--George Orwell, 1984
Here is the easiest way to explain the genius of Johnny Cash: Singing from the perspective of a convicted murderer in the song "Folsom Prison Blues,: Cash is struck by pangs of regret when he sits in his cell and hears a distant train whistle. This is because people on that train are "probably drinkin' coffee." And this is also why Cash seems completely credible as a felon: He doesn't want freedom or friendship or Jesus or a new lawyer. He wants coffee. Within the mind of a killer, complex feeling are eerily simple. This is why killers can shoot men in Reno just to watch them die, and the rest of us usually can't.
--Chuck Klosterman, Sex, Drugs And Cocoa Puffs: A Low Culture Manifesto
On the moon we wore feathers in our hair, and rubies on our hands. On the moon we had gold spoons.
--Shirley Jackson, We Have Always Lived In The Castle
I felt like lying down by the side of the trail and remembering it all. The woods do that to you, they always look familiar, long lost, like the face of a long-dead relative, like an old dream, like a piece of forgotten song drifting across the water, most of all like golden eternities of past childhood or past manhood and all the living and the dying and the heartbreak that went on a million years ago and the clouds as they pass overhead seem to testify (by their own lonesome familiarity) to this feeling.

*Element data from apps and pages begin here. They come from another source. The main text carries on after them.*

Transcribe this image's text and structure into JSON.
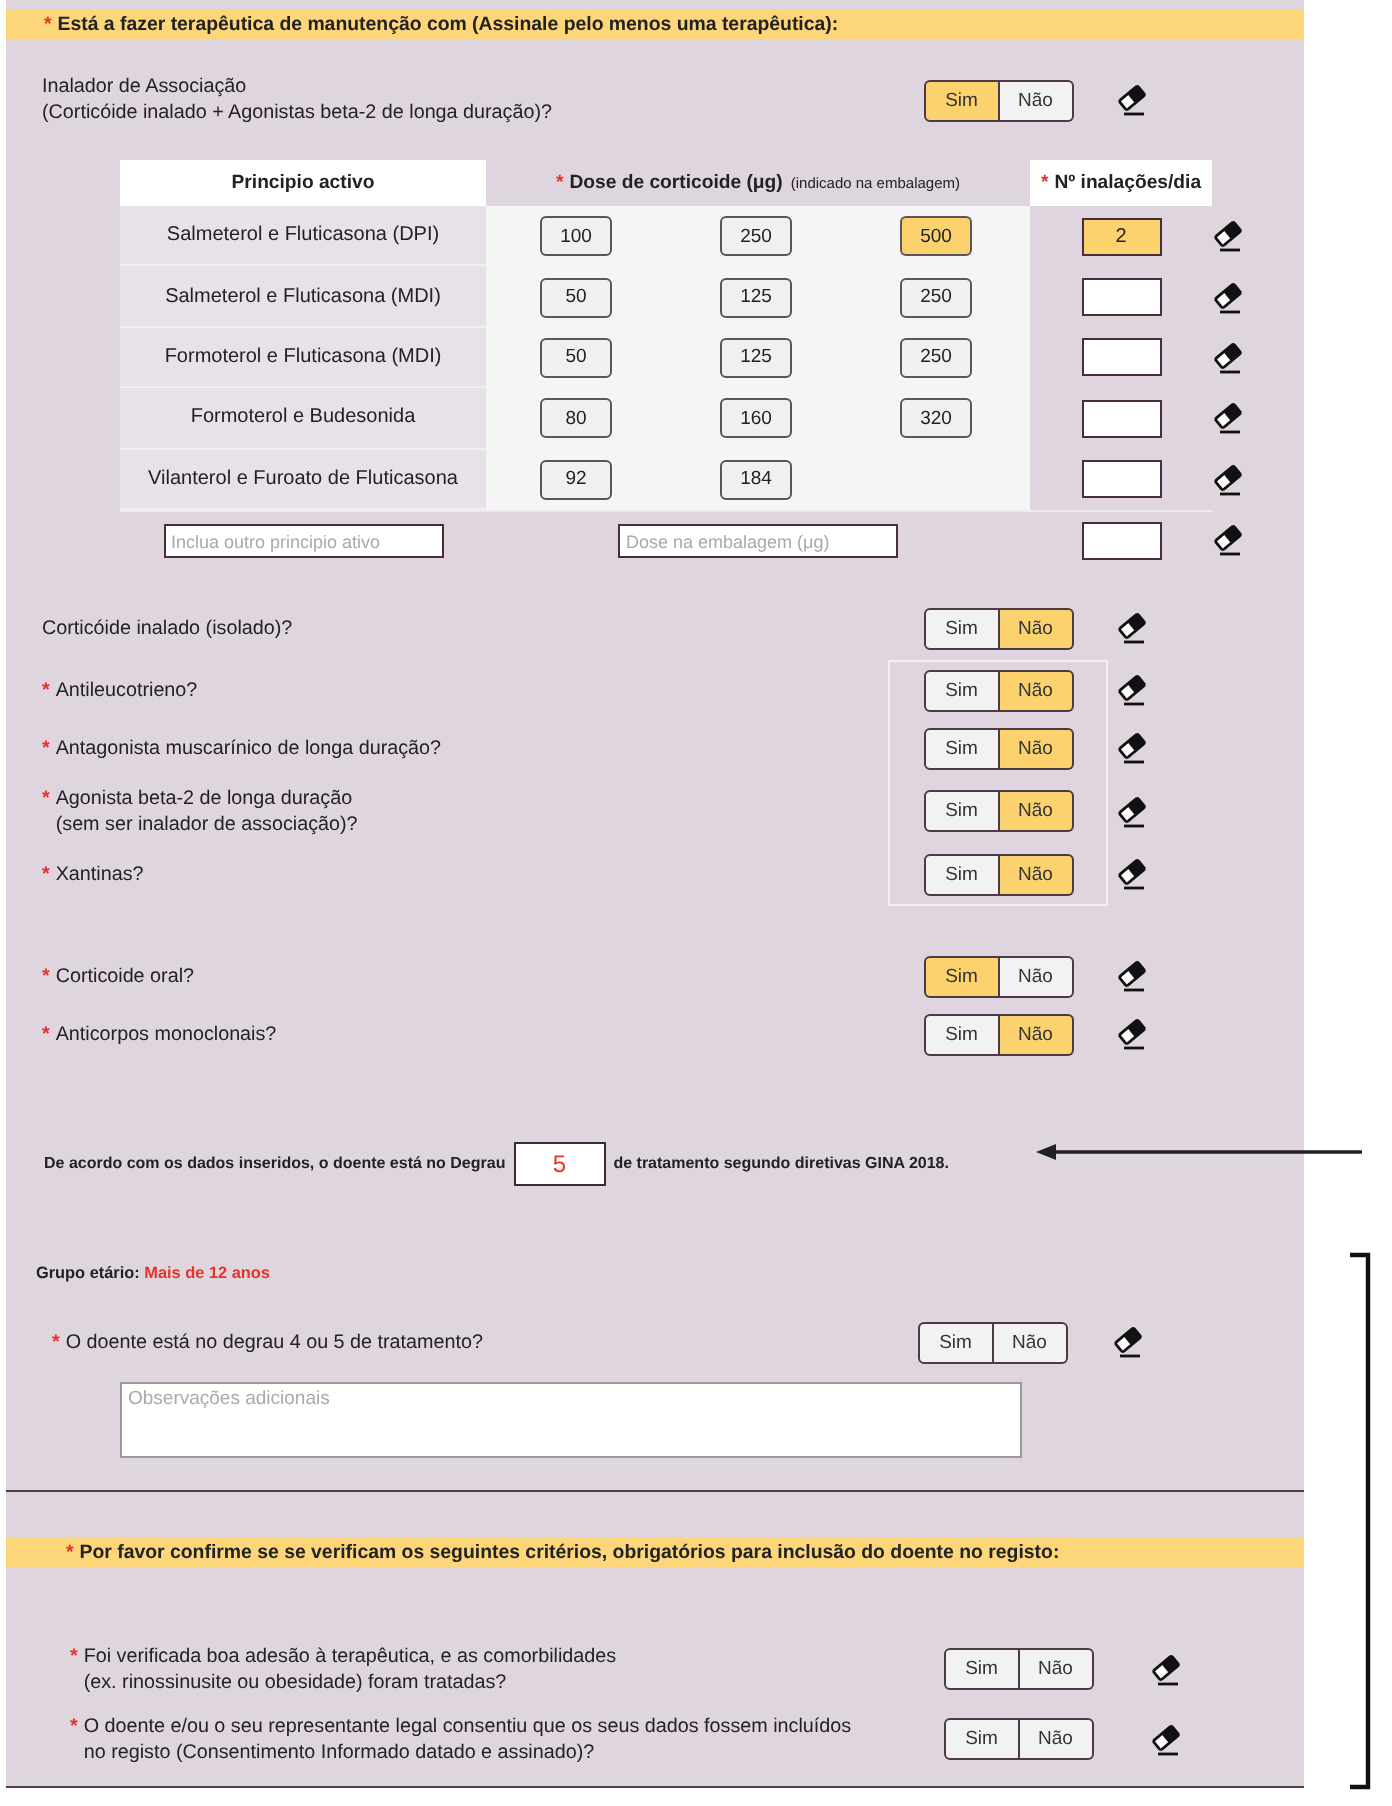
{
  "therapy": {
    "header": {
      "mark": "*",
      "text": "Está a fazer terapêutica de manutenção com (Assinale pelo menos uma terapêutica):"
    },
    "association_inhaler": {
      "label": "Inalador de Associação\n(Corticóide inalado + Agonistas beta-2 de longa duração)?",
      "options": [
        {
          "label": "Sim",
          "selected": true
        },
        {
          "label": "Não",
          "selected": false
        }
      ]
    },
    "table": {
      "columns": [
        {
          "label": "Principio activo"
        },
        {
          "mark": "*",
          "label": "Dose de corticoide (μg)",
          "note": "(indicado na embalagem)"
        },
        {
          "mark": "*",
          "label": "Nº inalações/dia"
        }
      ],
      "rows": [
        {
          "name": "Salmeterol e Fluticasona (DPI)",
          "doses": [
            {
              "label": "100",
              "selected": false
            },
            {
              "label": "250",
              "selected": false
            },
            {
              "label": "500",
              "selected": true
            }
          ],
          "inhalations": {
            "value": "2",
            "highlighted": true
          }
        },
        {
          "name": "Salmeterol e Fluticasona (MDI)",
          "doses": [
            {
              "label": "50",
              "selected": false
            },
            {
              "label": "125",
              "selected": false
            },
            {
              "label": "250",
              "selected": false
            }
          ],
          "inhalations": {
            "highlighted": false
          }
        },
        {
          "name": "Formoterol e Fluticasona (MDI)",
          "doses": [
            {
              "label": "50",
              "selected": false
            },
            {
              "label": "125",
              "selected": false
            },
            {
              "label": "250",
              "selected": false
            }
          ],
          "inhalations": {
            "highlighted": false
          }
        },
        {
          "name": "Formoterol e Budesonida",
          "doses": [
            {
              "label": "80",
              "selected": false
            },
            {
              "label": "160",
              "selected": false
            },
            {
              "label": "320",
              "selected": false
            }
          ],
          "inhalations": {
            "highlighted": false
          }
        },
        {
          "name": "Vilanterol e Furoato de Fluticasona",
          "doses": [
            {
              "label": "92",
              "selected": false
            },
            {
              "label": "184",
              "selected": false
            }
          ],
          "inhalations": {
            "highlighted": false
          }
        }
      ],
      "custom_row": {
        "name_placeholder": "Inclua outro principio ativo",
        "dose_placeholder": "Dose na embalagem (μg)"
      }
    },
    "questions": [
      {
        "label": "Corticóide inalado (isolado)?",
        "options": [
          {
            "label": "Sim",
            "selected": false
          },
          {
            "label": "Não",
            "selected": true
          }
        ]
      }
    ],
    "framed_questions": [
      {
        "mark": "*",
        "label": "Antileucotrieno?",
        "options": [
          {
            "label": "Sim",
            "selected": false
          },
          {
            "label": "Não",
            "selected": true
          }
        ]
      },
      {
        "mark": "*",
        "label": "Antagonista muscarínico de longa duração?",
        "options": [
          {
            "label": "Sim",
            "selected": false
          },
          {
            "label": "Não",
            "selected": true
          }
        ]
      },
      {
        "mark": "*",
        "label": "Agonista beta-2 de longa duração\n(sem ser inalador de associação)?",
        "options": [
          {
            "label": "Sim",
            "selected": false
          },
          {
            "label": "Não",
            "selected": true
          }
        ]
      },
      {
        "mark": "*",
        "label": "Xantinas?",
        "options": [
          {
            "label": "Sim",
            "selected": false
          },
          {
            "label": "Não",
            "selected": true
          }
        ]
      }
    ],
    "more_questions": [
      {
        "mark": "*",
        "label": "Corticoide oral?",
        "options": [
          {
            "label": "Sim",
            "selected": true
          },
          {
            "label": "Não",
            "selected": false
          }
        ]
      },
      {
        "mark": "*",
        "label": "Anticorpos monoclonais?",
        "options": [
          {
            "label": "Sim",
            "selected": false
          },
          {
            "label": "Não",
            "selected": true
          }
        ]
      }
    ]
  },
  "gina_result": {
    "before": "De acordo com os dados inseridos, o doente está no Degrau",
    "step": "5",
    "after": "de tratamento segundo diretivas GINA 2018."
  },
  "age_group": {
    "label": "Grupo etário:",
    "value": "Mais de 12 anos"
  },
  "step_question": {
    "mark": "*",
    "label": "O doente está no degrau 4 ou 5 de tratamento?",
    "options": [
      {
        "label": "Sim",
        "selected": false
      },
      {
        "label": "Não",
        "selected": false
      }
    ],
    "notes_placeholder": "Observações adicionais"
  },
  "criteria": {
    "header": {
      "mark": "*",
      "text": "Por favor confirme se se verificam os seguintes critérios, obrigatórios para inclusão do doente no registo:"
    },
    "questions": [
      {
        "mark": "*",
        "label": "Foi verificada boa adesão à terapêutica, e as comorbilidades\n(ex. rinossinusite ou obesidade) foram tratadas?",
        "options": [
          {
            "label": "Sim",
            "selected": false
          },
          {
            "label": "Não",
            "selected": false
          }
        ]
      },
      {
        "mark": "*",
        "label": "O doente e/ou o seu representante legal consentiu que os seus dados fossem incluídos\nno registo (Consentimento Informado datado e assinado)?",
        "options": [
          {
            "label": "Sim",
            "selected": false
          },
          {
            "label": "Não",
            "selected": false
          }
        ]
      }
    ]
  }
}
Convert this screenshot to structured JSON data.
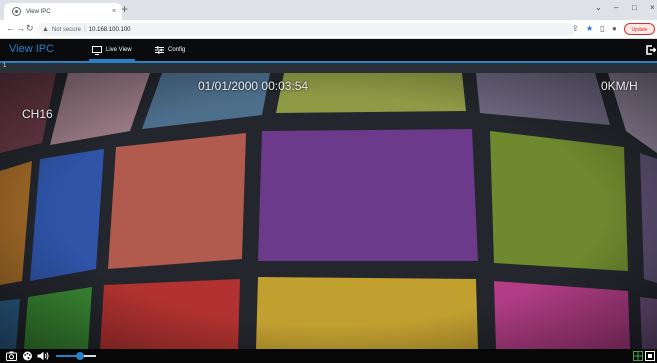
{
  "browser": {
    "tab_title": "View IPC",
    "tab_close": "×",
    "new_tab": "+",
    "security_label": "Not secure",
    "url": "10.168.100.100",
    "update_label": "Update",
    "win_min": "–",
    "win_max": "□",
    "win_close": "×",
    "win_down": "⌄"
  },
  "app": {
    "title": "View IPC",
    "nav": [
      {
        "label": "Live View",
        "icon": "monitor-icon",
        "active": true
      },
      {
        "label": "Config",
        "icon": "sliders-icon",
        "active": false
      }
    ]
  },
  "strip": {
    "channel_index": "1"
  },
  "video": {
    "datetime": "01/01/2000 00:03:54",
    "speed": "0KM/H",
    "channel": "CH16"
  },
  "controls": {
    "volume_level": 0.6,
    "icons": [
      "camera-icon",
      "palette-icon",
      "speaker-icon",
      "volume-slider",
      "grid-icon",
      "fullscreen-icon"
    ]
  },
  "colors": {
    "accent": "#2a7fc7",
    "header_bg": "#0a0b0d"
  }
}
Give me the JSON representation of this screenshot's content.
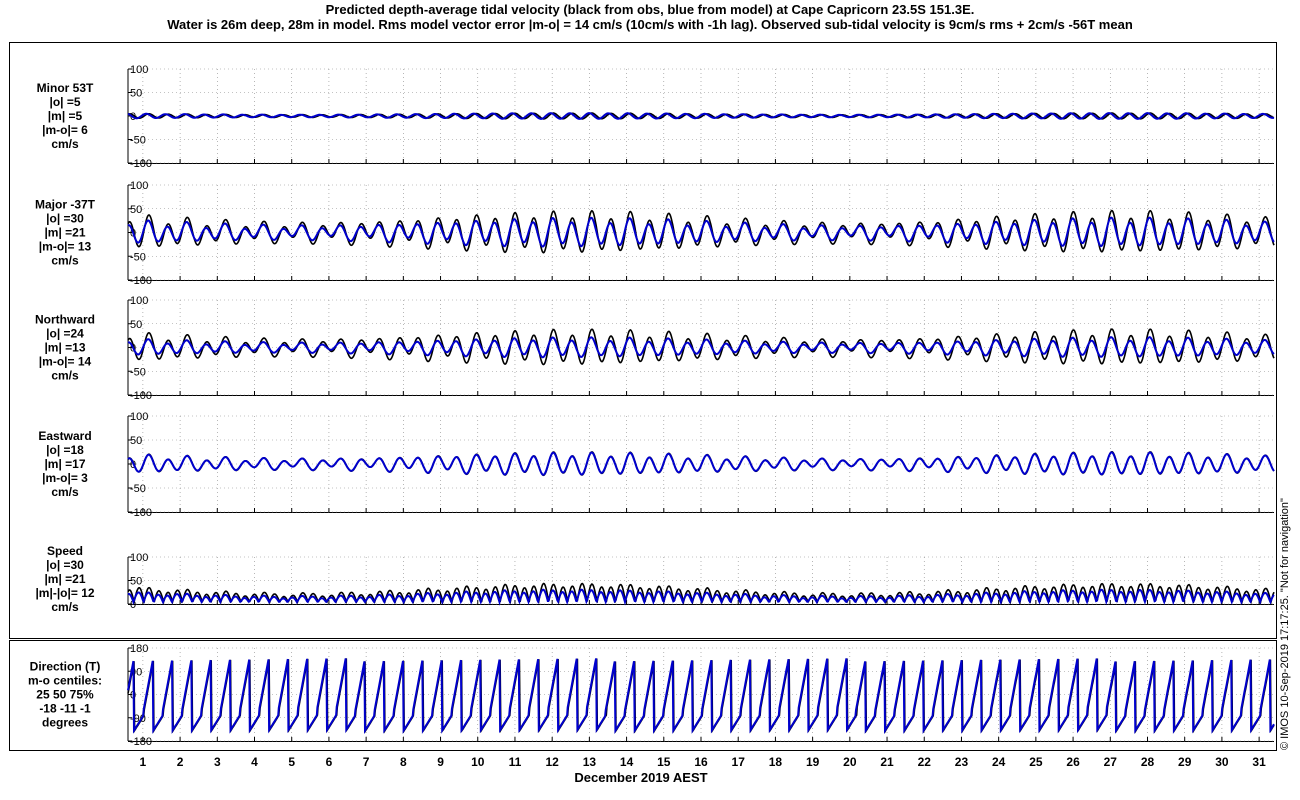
{
  "title": {
    "line1": "Predicted depth-average tidal velocity (black from obs, blue from model) at Cape Capricorn 23.5S 151.3E.",
    "line2": "Water is 26m deep, 28m in model. Rms model vector error |m-o| = 14 cm/s (10cm/s with -1h lag). Observed sub-tidal velocity is 9cm/s rms + 2cm/s -56T mean"
  },
  "side_note": "© IMOS 10-Sep-2019 17:17:25. \"Not for navigation\"",
  "colors": {
    "obs": "#000000",
    "model": "#0000cc",
    "grid": "#888888",
    "axis": "#000000"
  },
  "chart_data": {
    "type": "line",
    "xlabel": "December 2019 AEST",
    "x_ticks": [
      "1",
      "2",
      "3",
      "4",
      "5",
      "6",
      "7",
      "8",
      "9",
      "10",
      "11",
      "12",
      "13",
      "14",
      "15",
      "16",
      "17",
      "18",
      "19",
      "20",
      "21",
      "22",
      "23",
      "24",
      "25",
      "26",
      "27",
      "28",
      "29",
      "30",
      "31"
    ],
    "xlim": [
      0.6,
      31.4
    ],
    "grid": true,
    "series": [
      {
        "name": "obs"
      },
      {
        "name": "model"
      }
    ],
    "panels": [
      {
        "label_lines": [
          "Minor 53T",
          "|o| =5",
          "|m| =5",
          "|m-o|= 6",
          "cm/s"
        ],
        "yticks": [
          "100",
          "50",
          "0",
          "-50",
          "-100"
        ],
        "ylim": [
          -100,
          100
        ],
        "kind": "velocity",
        "obs_amp": 6,
        "model_amp": 6,
        "phase_shift": 0.9
      },
      {
        "label_lines": [
          "Major -37T",
          "|o| =30",
          "|m| =21",
          "|m-o|= 13",
          "cm/s"
        ],
        "yticks": [
          "100",
          "50",
          "0",
          "-50",
          "-100"
        ],
        "ylim": [
          -100,
          100
        ],
        "kind": "velocity",
        "obs_amp": 38,
        "model_amp": 26,
        "phase_shift": 0.25
      },
      {
        "label_lines": [
          "Northward",
          "|o| =24",
          "|m| =13",
          "|m-o|= 14",
          "cm/s"
        ],
        "yticks": [
          "100",
          "50",
          "0",
          "-50",
          "-100"
        ],
        "ylim": [
          -100,
          100
        ],
        "kind": "velocity",
        "obs_amp": 32,
        "model_amp": 18,
        "phase_shift": 0.25
      },
      {
        "label_lines": [
          "Eastward",
          "|o| =18",
          "|m| =17",
          "|m-o|= 3",
          "cm/s"
        ],
        "yticks": [
          "100",
          "50",
          "0",
          "-50",
          "-100"
        ],
        "ylim": [
          -100,
          100
        ],
        "kind": "velocity",
        "obs_amp": 21,
        "model_amp": 20,
        "phase_shift": 0.08
      },
      {
        "label_lines": [
          "Speed",
          "|o| =30",
          "|m| =21",
          "|m|-|o|= 12",
          "cm/s"
        ],
        "yticks": [
          "100",
          "50",
          "0"
        ],
        "ylim": [
          0,
          100
        ],
        "kind": "speed",
        "obs_amp": 36,
        "model_amp": 24,
        "phase_shift": 0.2
      },
      {
        "label_lines": [
          "Direction (T)",
          "m-o centiles:",
          "25  50  75%",
          "-18 -11  -1",
          "degrees"
        ],
        "yticks": [
          "180",
          "90",
          "0",
          "-90",
          "-180"
        ],
        "ylim": [
          -180,
          180
        ],
        "kind": "direction",
        "obs_amp": 0,
        "model_amp": 0,
        "phase_shift": 0.2
      }
    ]
  }
}
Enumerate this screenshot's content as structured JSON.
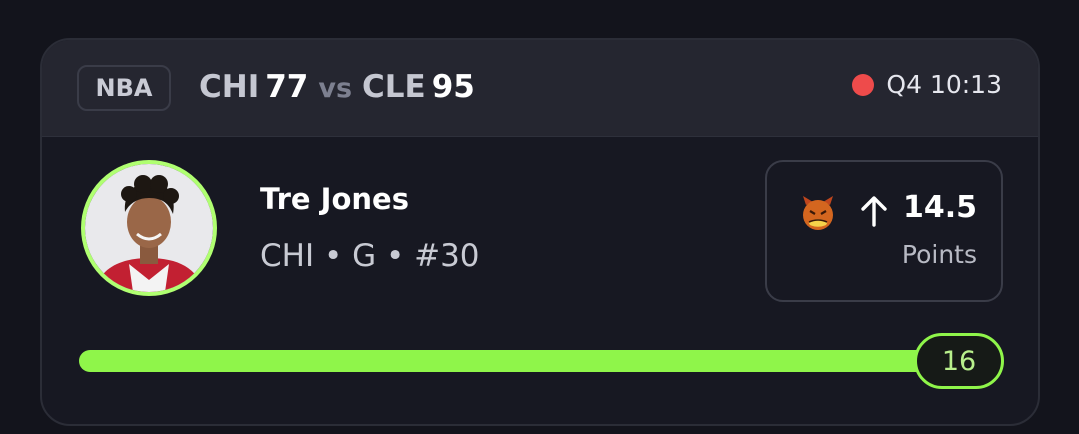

--Jack Kerouac, The Dharma Bums
Perhaps in the world's destruction it would be possible at last to see how it was made. Oceans, mountains. The ponderous counterspectacle of things ceasing to be. The sweeping waste, hydroptic and coldly secular. The silence.
--Cormac McCarthy, The Road